| 11/16/2007

Traffic on the Ohio Turnpike is down slightly in 2007, officials say, and the economy is the biggest reason.

Ohio Turnpike Spokeswoman Lauren Hakos told Land Line that so far in 2007 miles traveled on the pike are down 1.8 percent, truck traffic is down 1.1 percent, and the turnpike has brought in 3.3 percent less revenue than it was predicted to generate.

High fuel prices and other economic factors mean fewer people are taking the turnpike, she said. The downturn has led to a delay in some construction projects, too, such as upgrades to two service plazas.

“In the end, when (fuel) prices are high and people are making fewer trips in general, we feel the effects of that,” Hakos said.

Truckers agree. They say increasing fuel cost is a big reason contributing to the cut back.

“I don’t know how some of these guys are even running their trucks right now,” OOIDA member Alan Smith of Alan Smith Trucking, Republic, OH, told Land Line. “You’re paying $3.40 for fuel and getting paid $1.50 a mile. I don’t know how they do it.”

Smith said he is fortunate to be hauling specialty loads and oversize loads.

“I’ve got a lot of friends driving truck and I know the rates they’re hauling freight for,” Smith said. “They might average better mileage than I am, but I don’t know how they’re making their payments.”

Revenue on the Ohio Turnpike so far in 2007 is down $7.2 million from the projected $220 million the commission budgeted.

A Class 8 truck pays $33.50, or about 14 cents per mile, to travel the 241-mile turnpike.
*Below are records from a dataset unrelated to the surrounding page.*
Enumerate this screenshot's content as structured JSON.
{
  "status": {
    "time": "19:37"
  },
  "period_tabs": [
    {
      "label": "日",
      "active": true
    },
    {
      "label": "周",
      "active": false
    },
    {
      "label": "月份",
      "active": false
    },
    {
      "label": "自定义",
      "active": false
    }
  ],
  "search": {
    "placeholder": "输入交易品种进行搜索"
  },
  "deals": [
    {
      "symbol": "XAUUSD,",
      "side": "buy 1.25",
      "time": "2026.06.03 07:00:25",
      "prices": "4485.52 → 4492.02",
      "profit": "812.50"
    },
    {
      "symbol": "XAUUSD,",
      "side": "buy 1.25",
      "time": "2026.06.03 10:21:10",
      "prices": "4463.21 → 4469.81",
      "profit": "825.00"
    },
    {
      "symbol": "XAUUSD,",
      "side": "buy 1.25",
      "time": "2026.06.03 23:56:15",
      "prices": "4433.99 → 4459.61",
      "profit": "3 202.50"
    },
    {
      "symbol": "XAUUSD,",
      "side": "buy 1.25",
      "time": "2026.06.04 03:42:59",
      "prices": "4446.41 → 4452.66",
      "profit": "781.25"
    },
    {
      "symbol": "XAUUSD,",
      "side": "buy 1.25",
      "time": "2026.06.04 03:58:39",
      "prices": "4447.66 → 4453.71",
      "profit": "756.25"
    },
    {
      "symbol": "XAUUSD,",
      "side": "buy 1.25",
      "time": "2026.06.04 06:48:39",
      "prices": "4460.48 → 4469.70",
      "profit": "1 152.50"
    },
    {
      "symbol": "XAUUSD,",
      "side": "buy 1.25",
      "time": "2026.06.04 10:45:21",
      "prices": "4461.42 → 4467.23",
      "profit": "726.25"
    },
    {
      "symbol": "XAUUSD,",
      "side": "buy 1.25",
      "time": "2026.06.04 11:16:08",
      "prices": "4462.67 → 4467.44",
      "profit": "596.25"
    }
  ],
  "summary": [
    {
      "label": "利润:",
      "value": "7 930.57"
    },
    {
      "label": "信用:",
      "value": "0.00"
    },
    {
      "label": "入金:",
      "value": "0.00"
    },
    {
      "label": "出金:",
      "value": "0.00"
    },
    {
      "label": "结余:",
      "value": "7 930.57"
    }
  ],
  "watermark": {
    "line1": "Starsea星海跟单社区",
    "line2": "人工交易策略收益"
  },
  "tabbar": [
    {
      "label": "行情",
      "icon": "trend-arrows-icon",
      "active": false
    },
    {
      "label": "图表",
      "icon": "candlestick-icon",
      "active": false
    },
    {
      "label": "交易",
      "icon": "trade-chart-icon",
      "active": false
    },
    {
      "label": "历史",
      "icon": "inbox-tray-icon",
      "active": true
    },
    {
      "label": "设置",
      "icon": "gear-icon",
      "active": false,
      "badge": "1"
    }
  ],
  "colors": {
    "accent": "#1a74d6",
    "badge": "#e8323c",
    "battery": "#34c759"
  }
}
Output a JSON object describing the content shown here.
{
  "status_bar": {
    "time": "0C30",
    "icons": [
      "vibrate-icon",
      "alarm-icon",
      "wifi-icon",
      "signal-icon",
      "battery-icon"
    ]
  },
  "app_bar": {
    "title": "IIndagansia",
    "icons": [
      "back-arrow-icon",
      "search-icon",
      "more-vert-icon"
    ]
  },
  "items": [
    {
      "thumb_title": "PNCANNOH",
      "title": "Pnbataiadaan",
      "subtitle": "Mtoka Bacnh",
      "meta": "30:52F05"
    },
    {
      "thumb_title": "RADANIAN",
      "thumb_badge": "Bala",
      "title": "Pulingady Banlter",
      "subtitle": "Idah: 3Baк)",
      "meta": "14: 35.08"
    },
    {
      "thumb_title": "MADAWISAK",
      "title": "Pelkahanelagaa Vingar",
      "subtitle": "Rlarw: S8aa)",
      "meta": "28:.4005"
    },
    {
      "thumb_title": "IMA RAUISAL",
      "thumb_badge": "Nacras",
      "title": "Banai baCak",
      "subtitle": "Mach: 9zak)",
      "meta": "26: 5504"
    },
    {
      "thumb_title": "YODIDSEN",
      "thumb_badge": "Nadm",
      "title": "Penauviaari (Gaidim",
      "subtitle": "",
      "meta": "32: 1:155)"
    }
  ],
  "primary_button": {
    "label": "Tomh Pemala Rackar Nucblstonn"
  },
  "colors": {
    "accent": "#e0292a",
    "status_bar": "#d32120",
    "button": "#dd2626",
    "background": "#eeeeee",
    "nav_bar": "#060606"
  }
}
Hakos said the last official rate increase was Jan. 1, 1999. In 2005, the turnpike commission rolled back tolls by about 25 percent for vehicle Classes 4 through 9.

In need of revenue, the commission voted to raise rates slightly in January 2007, but not all the way back to the 1999 rates, Hakos said.

State and federal taxes amount to 52.4 cents per gallon for diesel fuel in Ohio, just below the national average of 52.9 cents per gallon. Both figures include the federal excise tax of 24.4 cents per gallon.

Seventeen states rank higher than Ohio in combined state and federal per-gallon taxes.

Smith said by comparison, the Ohio Turnpike isn’t as expensive to run as the New York Thruway or the Pennsylvania Turnpike.

“I like traveling it for the simple purpose I can drive 65,” he said about Ohio. “It depends on how fast I want to get home.”

His hometown is about 20 miles from the turnpike, which also plays into his decision.

– By David Tanner, staff writer